WHAT THE TASK REQUIRES: Here you must reproduce each line of the data exactly.

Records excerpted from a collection
******************************

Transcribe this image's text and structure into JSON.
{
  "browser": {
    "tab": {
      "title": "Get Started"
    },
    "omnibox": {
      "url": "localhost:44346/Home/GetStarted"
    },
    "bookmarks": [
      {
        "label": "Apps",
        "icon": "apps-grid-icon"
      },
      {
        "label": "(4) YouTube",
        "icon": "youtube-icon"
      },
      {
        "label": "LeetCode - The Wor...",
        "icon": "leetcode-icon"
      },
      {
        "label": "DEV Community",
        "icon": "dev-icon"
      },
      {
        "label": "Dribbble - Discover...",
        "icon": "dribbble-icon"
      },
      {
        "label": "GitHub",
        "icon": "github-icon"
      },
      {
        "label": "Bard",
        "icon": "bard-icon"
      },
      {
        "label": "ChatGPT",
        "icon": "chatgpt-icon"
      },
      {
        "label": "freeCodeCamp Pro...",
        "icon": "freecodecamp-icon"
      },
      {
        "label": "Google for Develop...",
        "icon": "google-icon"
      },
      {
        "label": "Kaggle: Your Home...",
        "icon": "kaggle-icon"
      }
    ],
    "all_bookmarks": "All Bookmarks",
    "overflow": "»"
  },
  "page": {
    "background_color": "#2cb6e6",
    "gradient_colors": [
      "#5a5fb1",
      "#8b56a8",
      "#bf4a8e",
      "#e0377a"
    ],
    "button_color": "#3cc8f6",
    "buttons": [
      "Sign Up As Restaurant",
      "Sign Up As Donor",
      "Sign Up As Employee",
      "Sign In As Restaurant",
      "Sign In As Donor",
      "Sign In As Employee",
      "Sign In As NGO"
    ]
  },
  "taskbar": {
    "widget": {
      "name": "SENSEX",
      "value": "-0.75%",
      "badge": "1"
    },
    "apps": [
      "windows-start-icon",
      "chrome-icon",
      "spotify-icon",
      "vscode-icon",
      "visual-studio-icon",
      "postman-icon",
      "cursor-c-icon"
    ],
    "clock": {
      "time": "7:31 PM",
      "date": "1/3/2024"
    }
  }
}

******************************

EXERCISE SOLUTION:
Transcribe this image's text and structure into JSON.
{
  "browser": {
    "tab": {
      "title": "Get Started"
    },
    "omnibox": {
      "url": "localhost:44346/Home/GetStarted"
    },
    "bookmarks": [
      {
        "label": "Apps",
        "icon": "apps-grid-icon"
      },
      {
        "label": "(4) YouTube",
        "icon": "youtube-icon"
      },
      {
        "label": "LeetCode - The Wor...",
        "icon": "leetcode-icon"
      },
      {
        "label": "DEV Community",
        "icon": "dev-icon"
      },
      {
        "label": "Dribbble - Discover...",
        "icon": "dribbble-icon"
      },
      {
        "label": "GitHub",
        "icon": "github-icon"
      },
      {
        "label": "Bard",
        "icon": "bard-icon"
      },
      {
        "label": "ChatGPT",
        "icon": "chatgpt-icon"
      },
      {
        "label": "freeCodeCamp Pro...",
        "icon": "freecodecamp-icon"
      },
      {
        "label": "Google for Develop...",
        "icon": "google-icon"
      },
      {
        "label": "Kaggle: Your Home...",
        "icon": "kaggle-icon"
      }
    ],
    "all_bookmarks": "All Bookmarks",
    "overflow": "»"
  },
  "page": {
    "background_color": "#2cb6e6",
    "gradient_colors": [
      "#5a5fb1",
      "#8b56a8",
      "#bf4a8e",
      "#e0377a"
    ],
    "button_color": "#3cc8f6",
    "buttons": [
      "Sign Up As Restaurant",
      "Sign Up As Donor",
      "Sign Up As Employee",
      "Sign In As Restaurant",
      "Sign In As Donor",
      "Sign In As Employee",
      "Sign In As NGO"
    ]
  },
  "taskbar": {
    "widget": {
      "name": "SENSEX",
      "value": "-0.75%",
      "badge": "1"
    },
    "apps": [
      "windows-start-icon",
      "chrome-icon",
      "spotify-icon",
      "vscode-icon",
      "visual-studio-icon",
      "postman-icon",
      "cursor-c-icon"
    ],
    "clock": {
      "time": "7:31 PM",
      "date": "1/3/2024"
    }
  }
}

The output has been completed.